Juvenile Osteoporosis: Does Your Child Break Bones Often?

Osteoporosis is a condition generally thought of as something people get when they get old, especially elderly women. It is a problem involving a lack in the density or amount of bone tissue. The lack results in easily broken bones. If your child seems to break bones easily, you should talk to a pediatrician about having him or her tested for juvenile osteoporosis. Here is a bit of information about the condition to help you discuss it with your child's doctor.

Types of Juvenile Osteoporosis

There are two types of juvenile osteoporosis. The first, most common type is secondary osteoporosis. This type develops due to an underlying medical condition. A few things that may cause your child's bones to become weak include juvenile arthritis, diabetes, hyperthyroidism, Cushing's syndrome, anorexia nervosa, or kidney disease. In addition, if your child suffers with epilepsy, arthritis, or cancer, the medications he or she takes may also cause a reduction in bone density.

Idiopathic juvenile osteoporosis has no known cause. It is different from osteogenesis imperfecta (OI) in that OI is a genetic disorder that results in a lack of bone collagen and not just the bone density. The doctor will only diagnose this condition when there are no other possible causes for the lack of bone tissue. However, this condition often resolves itself after a child goes through puberty.  

Other Symptoms of Juvenile Osteoporosis

Just because your child breaks a few bones does not mean it is osteoporosis. He or she could be active and take risks, or engage in dangerous activities. In addition, he or she might not break any bones but have the condition. Here are a few other symptoms you should make note of and discuss with the doctor:

  • Back, foot, or hip pain with no previous trauma
  • A limp for no known reason
  • Curvature of the spine

These are more prevalent in the idiopathic form of osteoporosis but may also be present in the secondary type.

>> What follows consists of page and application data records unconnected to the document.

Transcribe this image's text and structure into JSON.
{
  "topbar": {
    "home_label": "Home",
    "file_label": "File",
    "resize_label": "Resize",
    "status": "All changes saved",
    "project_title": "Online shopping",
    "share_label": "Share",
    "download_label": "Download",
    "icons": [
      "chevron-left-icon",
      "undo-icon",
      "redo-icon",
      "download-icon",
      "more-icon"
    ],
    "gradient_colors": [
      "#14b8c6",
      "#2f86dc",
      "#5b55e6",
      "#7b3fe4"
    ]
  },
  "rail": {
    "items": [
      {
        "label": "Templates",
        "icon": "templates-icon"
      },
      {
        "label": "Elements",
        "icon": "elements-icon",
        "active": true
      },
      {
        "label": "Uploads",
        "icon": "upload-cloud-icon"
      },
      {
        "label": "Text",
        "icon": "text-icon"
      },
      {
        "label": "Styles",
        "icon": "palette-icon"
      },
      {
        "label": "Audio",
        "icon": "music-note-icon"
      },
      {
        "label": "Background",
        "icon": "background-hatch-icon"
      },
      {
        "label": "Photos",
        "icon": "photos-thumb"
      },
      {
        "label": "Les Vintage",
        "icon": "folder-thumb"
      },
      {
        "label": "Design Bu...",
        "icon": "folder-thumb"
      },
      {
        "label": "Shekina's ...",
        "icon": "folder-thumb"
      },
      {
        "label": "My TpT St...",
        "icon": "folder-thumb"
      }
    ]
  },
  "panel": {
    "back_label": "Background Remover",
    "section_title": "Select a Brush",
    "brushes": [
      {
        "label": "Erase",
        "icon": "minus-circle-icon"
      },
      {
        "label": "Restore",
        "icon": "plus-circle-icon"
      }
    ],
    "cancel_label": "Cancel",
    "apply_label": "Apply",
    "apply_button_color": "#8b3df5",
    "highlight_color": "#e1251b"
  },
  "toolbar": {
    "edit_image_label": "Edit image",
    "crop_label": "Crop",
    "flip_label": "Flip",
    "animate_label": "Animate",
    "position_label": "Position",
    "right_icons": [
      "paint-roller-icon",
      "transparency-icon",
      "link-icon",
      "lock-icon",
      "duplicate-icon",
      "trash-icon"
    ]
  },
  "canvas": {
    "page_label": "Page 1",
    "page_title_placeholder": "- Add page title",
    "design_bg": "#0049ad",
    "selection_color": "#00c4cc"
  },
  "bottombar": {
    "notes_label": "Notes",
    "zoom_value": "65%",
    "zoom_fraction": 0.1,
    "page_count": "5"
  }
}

As with any disease or condition, early diagnosis leads to the best prognosis. If your child is suffering with the secondary type, your doctor may work hard to find a solution to the underlying cause first and then worry about rebuilding the bone density. There may be changes in medications to find one which does not cause the bone tissue to disintegrate. If the condition is idiopathic, your child will be given treatments and/or medications to help ease the problem until it resolves itself. Talk with the doctor every step of the way and things should get better with time.